By: Kelli Kieselbach
Pacing is the term given to the strategy of managing fatigue and other symptoms in chronic conditions including post-viral fatigue, Long Covid, fibromyalgia, chronic fatigue syndrome (ME/CFS) and many others.
What this looks like can be slightly different for everyone, but it essentially means being strategic about how you coordinate your life scheduling rest around activities and listening to your body, stopping before your body reaches tipping point. This requires understanding your baseline (which can unfortunately fluctuate), recognising your triggers and structuring your day, week and even month accordingly.
The idea with pacing is to be one step ahead of your body to avoid flares and reduce the severity of post-exertional malaise otherwise known as PEM. PEM is a delayed exacerbation of symptoms (especially fatigue) that occurs in response to mental or physical exertion. For example, having to go out to a doctor’s appointment and doing a load of washing in one day could lead to a significant worsening of symptoms in the days following before returning to baseline. Some of you will know this pattern all too well!

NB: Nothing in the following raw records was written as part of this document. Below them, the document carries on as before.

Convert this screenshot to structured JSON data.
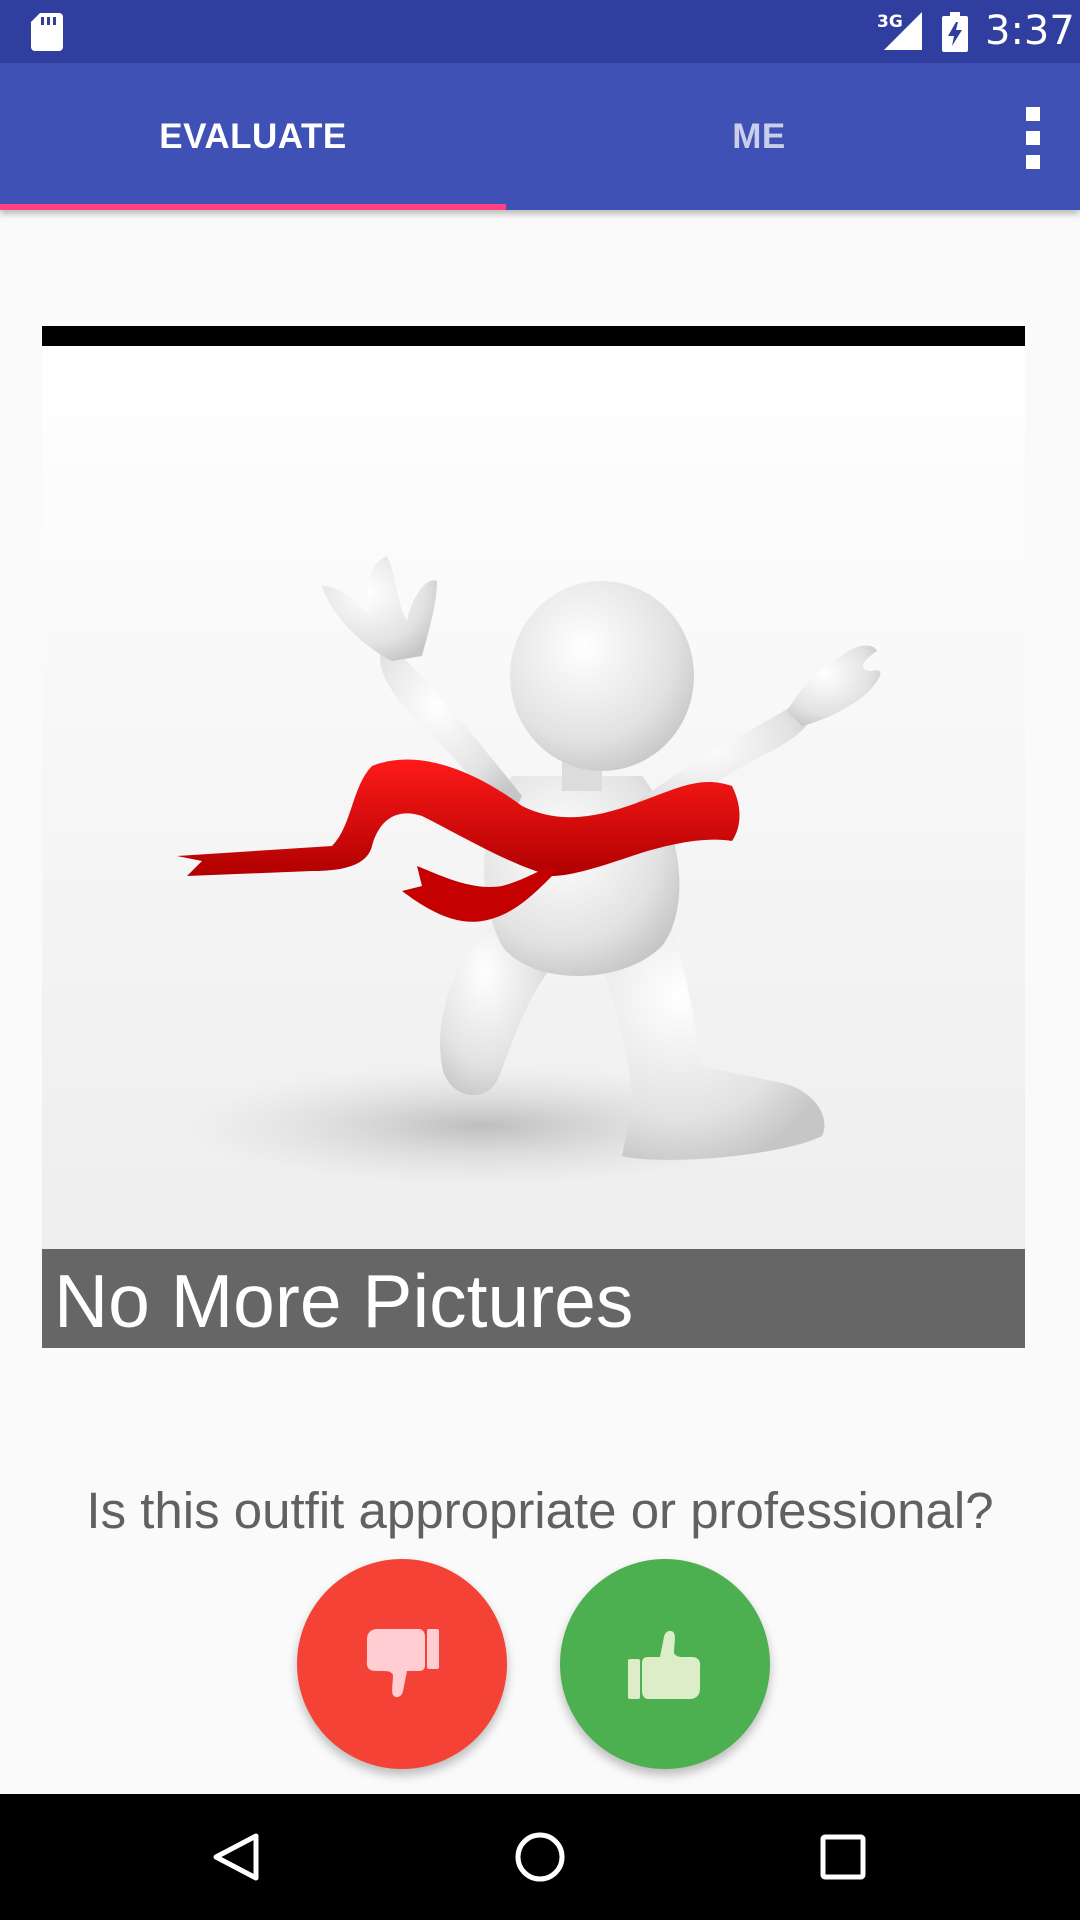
{
  "status_bar": {
    "time": "3:37",
    "network_type": "3G",
    "icons": [
      "sd-card-icon",
      "signal-icon",
      "battery-charging-icon"
    ]
  },
  "tabs": [
    {
      "label": "EVALUATE",
      "selected": true
    },
    {
      "label": "ME",
      "selected": false
    }
  ],
  "overflow_menu_icon": "more-vertical-icon",
  "picture": {
    "caption": "No More Pictures",
    "illustration": "finish-line-figure"
  },
  "question": "Is this outfit appropriate or professional?",
  "actions": {
    "dislike_icon": "thumbs-down-icon",
    "like_icon": "thumbs-up-icon",
    "dislike_color": "#f44336",
    "like_color": "#4caf50"
  },
  "nav_bar": {
    "icons": [
      "back-icon",
      "home-icon",
      "recents-icon"
    ]
  },
  "colors": {
    "primary": "#3f51b5",
    "primary_dark": "#303f9f",
    "accent": "#ff4081"
  }
}
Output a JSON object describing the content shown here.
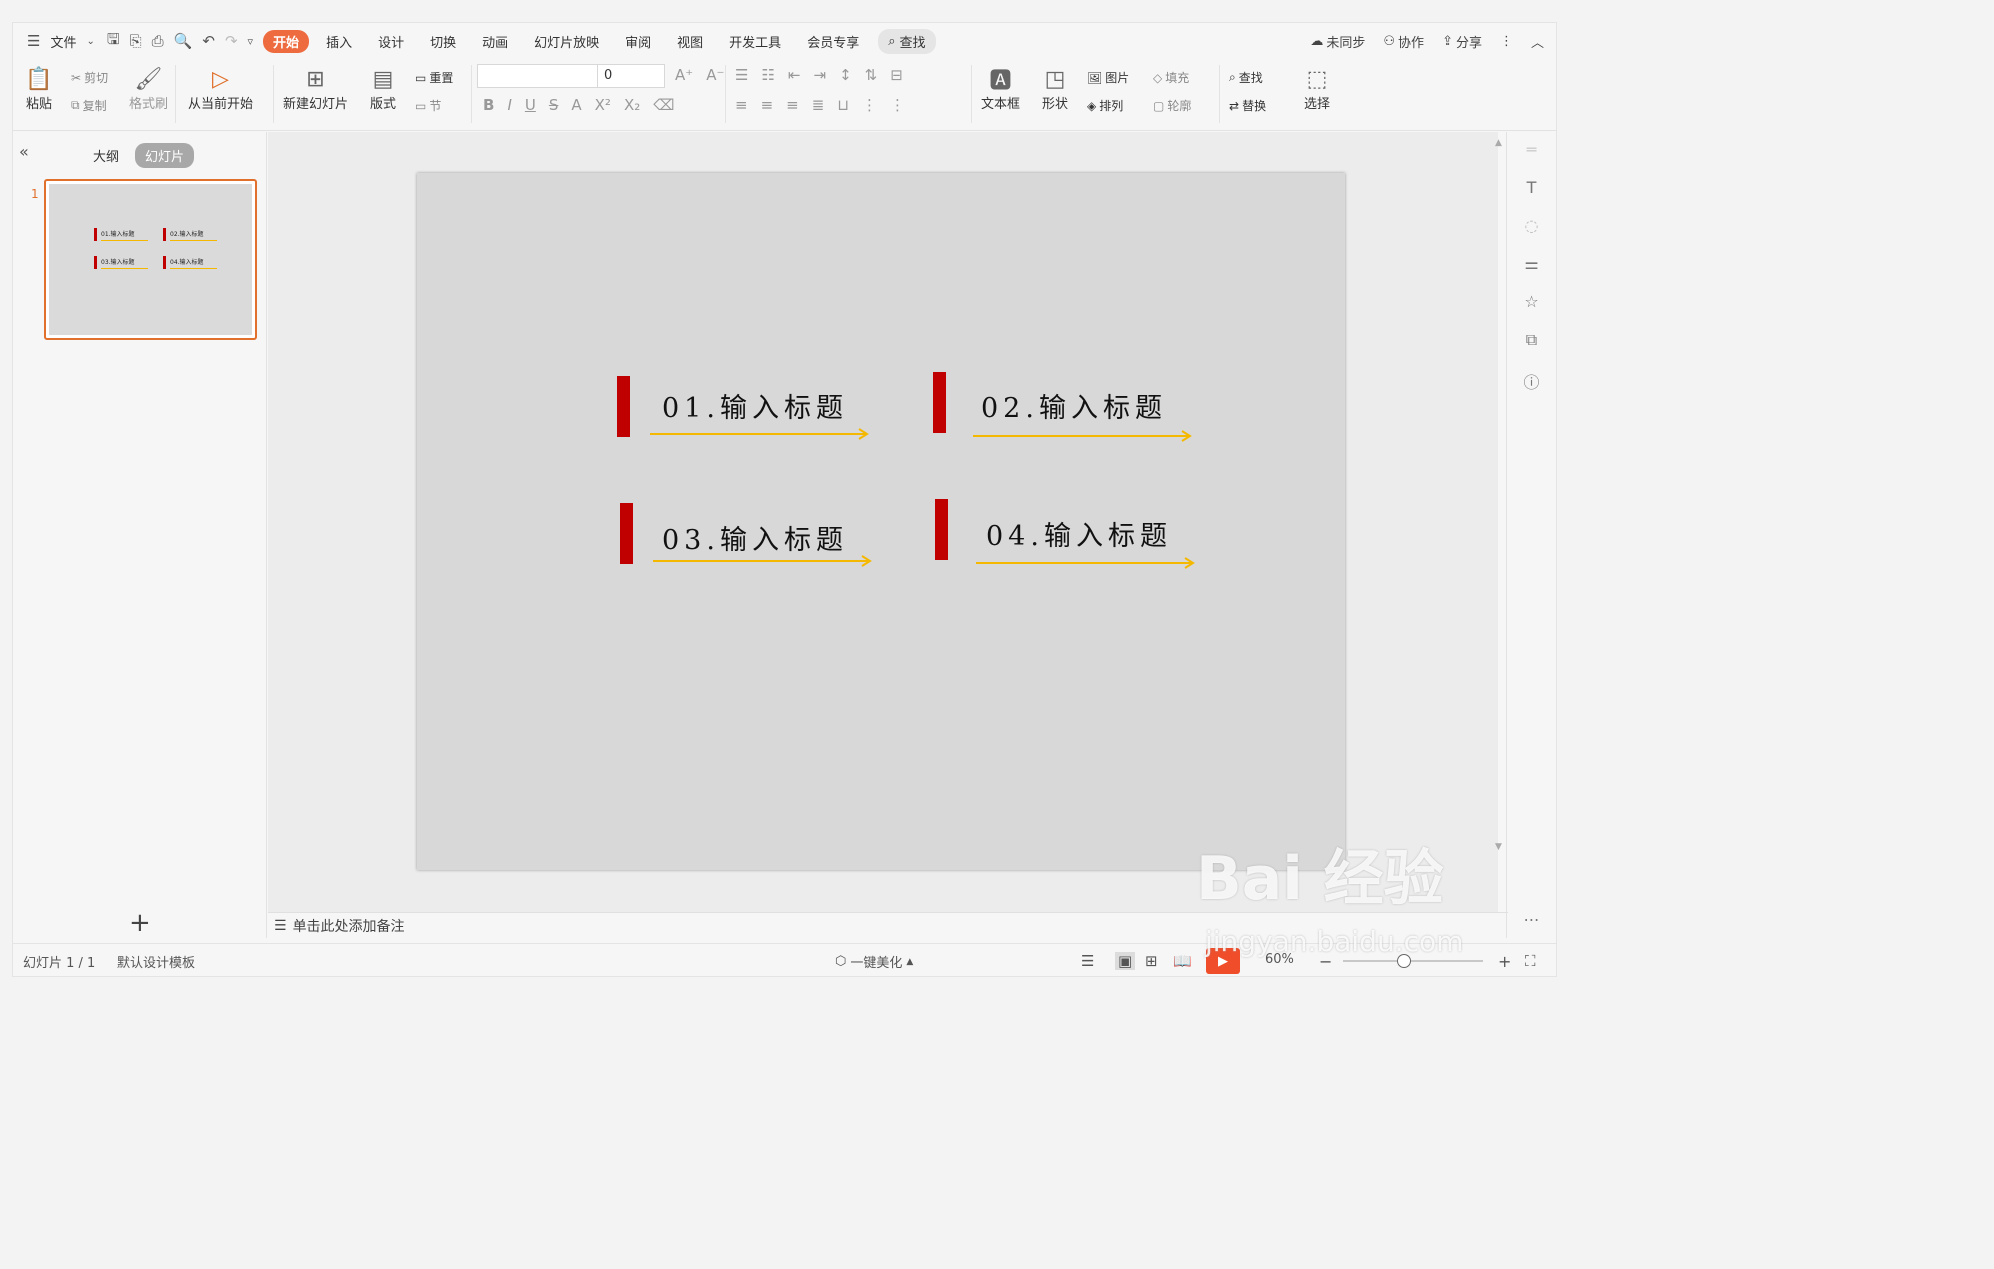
{
  "menubar": {
    "file": "文件",
    "tabs": [
      "开始",
      "插入",
      "设计",
      "切换",
      "动画",
      "幻灯片放映",
      "审阅",
      "视图",
      "开发工具",
      "会员专享"
    ],
    "active_tab": "开始",
    "search": "查找",
    "right": {
      "sync": "未同步",
      "collab": "协作",
      "share": "分享"
    }
  },
  "ribbon": {
    "paste": "粘贴",
    "cut": "剪切",
    "copy": "复制",
    "format_painter": "格式刷",
    "from_current": "从当前开始",
    "new_slide": "新建幻灯片",
    "layout": "版式",
    "reset": "重置",
    "section": "节",
    "font_name": "",
    "font_size": "0",
    "textbox": "文本框",
    "shape": "形状",
    "picture": "图片",
    "arrange": "排列",
    "fill": "填充",
    "outline": "轮廓",
    "find": "查找",
    "replace": "替换",
    "select": "选择"
  },
  "left_panel": {
    "outline_tab": "大纲",
    "slides_tab": "幻灯片",
    "slide_number": "1"
  },
  "slide": {
    "items": [
      {
        "title": "01.输入标题"
      },
      {
        "title": "02.输入标题"
      },
      {
        "title": "03.输入标题"
      },
      {
        "title": "04.输入标题"
      }
    ],
    "bar_color": "#c00000",
    "arrow_color": "#f5b800"
  },
  "notes_placeholder": "单击此处添加备注",
  "statusbar": {
    "slide_count": "幻灯片 1 / 1",
    "template": "默认设计模板",
    "beautify": "一键美化",
    "zoom": "60%"
  },
  "watermark": {
    "text": "Bai 经验",
    "url": "jingyan.baidu.com"
  }
}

How to Get the Most Out of Pacing
Here are my three top tips for effective pacing.
- Once you’ve established your threshold for what you can comfortably do in a day, resist the temptation to push past it even on good days.
Pushing through could lead to a crash the next day. A good rule of thumb (especially with any physical activity) is to only exert yourself to roughly 80% of your capacity. If you feel you are ready to re-establish your boundaries do this very slowly, gradually adding in activities one at a time and leaving rest days in between.
- Don’t use up your energy budget just doing the boring day to day stuff like cooking, cleaning, and work commitments.
Make space for things that bring you joy, relaxation, and fun. This is important for healing and improving quality of life. Schedule something into your day that you enjoy. This could be as simple as listening to music or talking to a friend on the phone. If possible, find a new hobby that fits within your limitations. This may mean thinking outside the box and finding ways to focus on what you can do and not on what you can’t.
- Use concepts like the ‘energy budget’ or the ‘spoon theory’ to educate those closest to you and help them understand why they need to respect your boundaries.
It can be difficult for an able- bodied person to understand why you need to rest BEFORE you get too tired and why it’s difficult to be spontaneous. Using analogies like the ones above can help them understand why you need to be so cautious about what you do and when you do them.
Navigating a new normal is distressing and frustrating for someone with a chronic illness, especially conditions that are unpredictable in nature. Pacing as one part of a holistic approach that can help you manage symptoms better and improve quality of life.
Article supplied with thanks to Kelli Kieselbach.
About the Author: Kelli Kieselbach is a Naturopath and Nutritionist with a passion for a holistic and natural approach to health and wellbeing. She also works to educate Christian ministry leaders in self care and avoiding burnout.